:: INPUT MATERIAL

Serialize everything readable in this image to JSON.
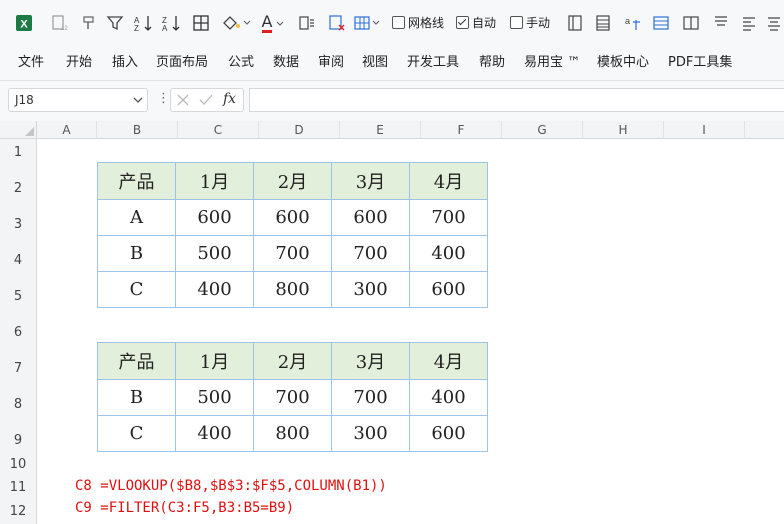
{
  "toolbar": {
    "icons": [
      "excel-logo",
      "format-painter",
      "number-format",
      "filter",
      "sort-ascending",
      "sort-descending",
      "borders",
      "fill-color",
      "font-color",
      "convert",
      "clear",
      "insert-cells"
    ],
    "checkboxes": [
      {
        "label": "网格线",
        "checked": false
      },
      {
        "label": "自动",
        "checked": true
      },
      {
        "label": "手动",
        "checked": false
      }
    ],
    "font_color_letter": "A"
  },
  "menu": [
    "文件",
    "开始",
    "插入",
    "页面布局",
    "公式",
    "数据",
    "审阅",
    "视图",
    "开发工具",
    "帮助",
    "易用宝 ™",
    "模板中心",
    "PDF工具集"
  ],
  "formula_bar": {
    "name_box": "J18",
    "fx": "fx",
    "formula": ""
  },
  "columns": [
    "A",
    "B",
    "C",
    "D",
    "E",
    "F",
    "G",
    "H",
    "I"
  ],
  "rows": [
    "1",
    "2",
    "3",
    "4",
    "5",
    "6",
    "7",
    "8",
    "9",
    "10",
    "11",
    "12"
  ],
  "table1": {
    "header": [
      "产品",
      "1月",
      "2月",
      "3月",
      "4月"
    ],
    "rows": [
      [
        "A",
        "600",
        "600",
        "600",
        "700"
      ],
      [
        "B",
        "500",
        "700",
        "700",
        "400"
      ],
      [
        "C",
        "400",
        "800",
        "300",
        "600"
      ]
    ]
  },
  "table2": {
    "header": [
      "产品",
      "1月",
      "2月",
      "3月",
      "4月"
    ],
    "rows": [
      [
        "B",
        "500",
        "700",
        "700",
        "400"
      ],
      [
        "C",
        "400",
        "800",
        "300",
        "600"
      ]
    ]
  },
  "notes": [
    "C8 =VLOOKUP($B8,$B$3:$F$5,COLUMN(B1))",
    "C9 =FILTER(C3:F5,B3:B5=B9)"
  ],
  "colors": {
    "accent_red": "#e01010",
    "header_fill": "#e2efda",
    "table_border": "#9dc3e6"
  }
}
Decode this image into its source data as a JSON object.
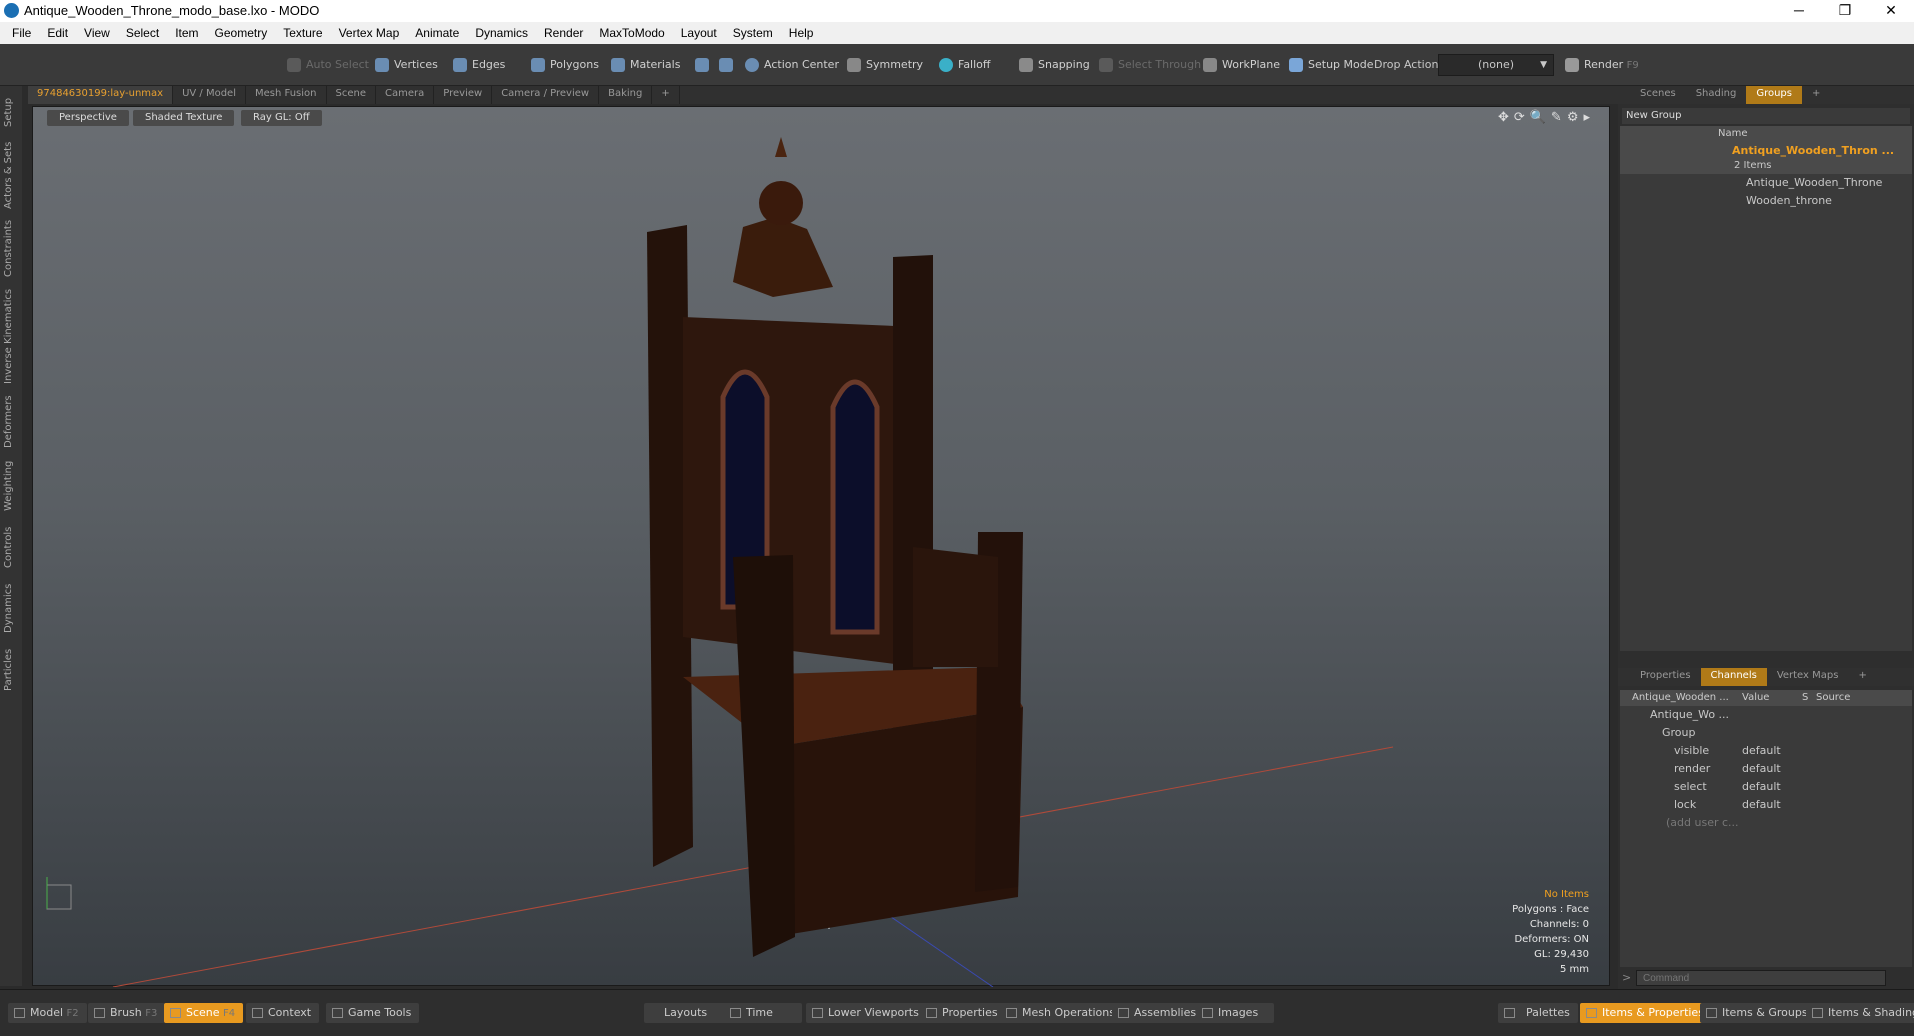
{
  "window": {
    "title": "Antique_Wooden_Throne_modo_base.lxo - MODO",
    "min": "─",
    "restore": "❐",
    "close": "✕"
  },
  "menu": [
    "File",
    "Edit",
    "View",
    "Select",
    "Item",
    "Geometry",
    "Texture",
    "Vertex Map",
    "Animate",
    "Dynamics",
    "Render",
    "MaxToModo",
    "Layout",
    "System",
    "Help"
  ],
  "toolbar": {
    "auto_select": "Auto Select",
    "vertices": "Vertices",
    "edges": "Edges",
    "polygons": "Polygons",
    "materials": "Materials",
    "action_center": "Action Center",
    "symmetry": "Symmetry",
    "falloff": "Falloff",
    "snapping": "Snapping",
    "select_through": "Select Through",
    "workplane": "WorkPlane",
    "setup_mode": "Setup Mode",
    "drop_action": "Drop Action",
    "drop_value": "(none)",
    "render": "Render",
    "render_key": "F9"
  },
  "left_tabs": [
    "Setup",
    "Actors & Sets",
    "Constraints",
    "Inverse Kinematics",
    "Deformers",
    "Weighting",
    "Controls",
    "Dynamics",
    "Particles"
  ],
  "viewport_tabs": [
    "97484630199:lay-unmax",
    "UV / Model",
    "Mesh Fusion",
    "Scene",
    "Camera",
    "Preview",
    "Camera / Preview",
    "Baking",
    "+"
  ],
  "viewport": {
    "view": "Perspective",
    "shading": "Shaded Texture",
    "raygl": "Ray GL: Off"
  },
  "info": {
    "items": "No Items",
    "polygons": "Polygons : Face",
    "channels": "Channels: 0",
    "deformers": "Deformers: ON",
    "gl": "GL: 29,430",
    "scale": "5 mm"
  },
  "right_tabs": [
    "Scenes",
    "Shading",
    "Groups",
    "+"
  ],
  "groups": {
    "new_group": "New Group",
    "name_col": "Name",
    "group_name": "Antique_Wooden_Thron ...",
    "count": "2 Items",
    "children": [
      "Antique_Wooden_Throne",
      "Wooden_throne"
    ]
  },
  "prop_tabs": [
    "Properties",
    "Channels",
    "Vertex Maps",
    "+"
  ],
  "channels": {
    "col_name": "Antique_Wooden ...",
    "col_value": "Value",
    "col_s": "S",
    "col_source": "Source",
    "item": "Antique_Wo ...",
    "group": "Group",
    "rows": [
      {
        "name": "visible",
        "value": "default"
      },
      {
        "name": "render",
        "value": "default"
      },
      {
        "name": "select",
        "value": "default"
      },
      {
        "name": "lock",
        "value": "default"
      }
    ],
    "add": "(add user c..."
  },
  "command": {
    "placeholder": "Command"
  },
  "bottom": {
    "model": "Model",
    "model_key": "F2",
    "brush": "Brush",
    "brush_key": "F3",
    "scene": "Scene",
    "scene_key": "F4",
    "context": "Context",
    "game_tools": "Game Tools",
    "layouts": "Layouts",
    "time": "Time",
    "lower_viewports": "Lower Viewports",
    "properties": "Properties",
    "mesh_operations": "Mesh Operations",
    "assemblies": "Assemblies",
    "images": "Images",
    "palettes": "Palettes",
    "items_properties": "Items & Properties",
    "items_groups": "Items & Groups",
    "items_shading": "Items & Shading"
  }
}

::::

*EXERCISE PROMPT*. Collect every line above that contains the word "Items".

*TASK SOLUTION*.
    "items": "No Items",
    "count": "2 Items",
    "items_properties": "Items & Properties",
    "items_groups": "Items & Groups",
    "items_shading": "Items & Shading"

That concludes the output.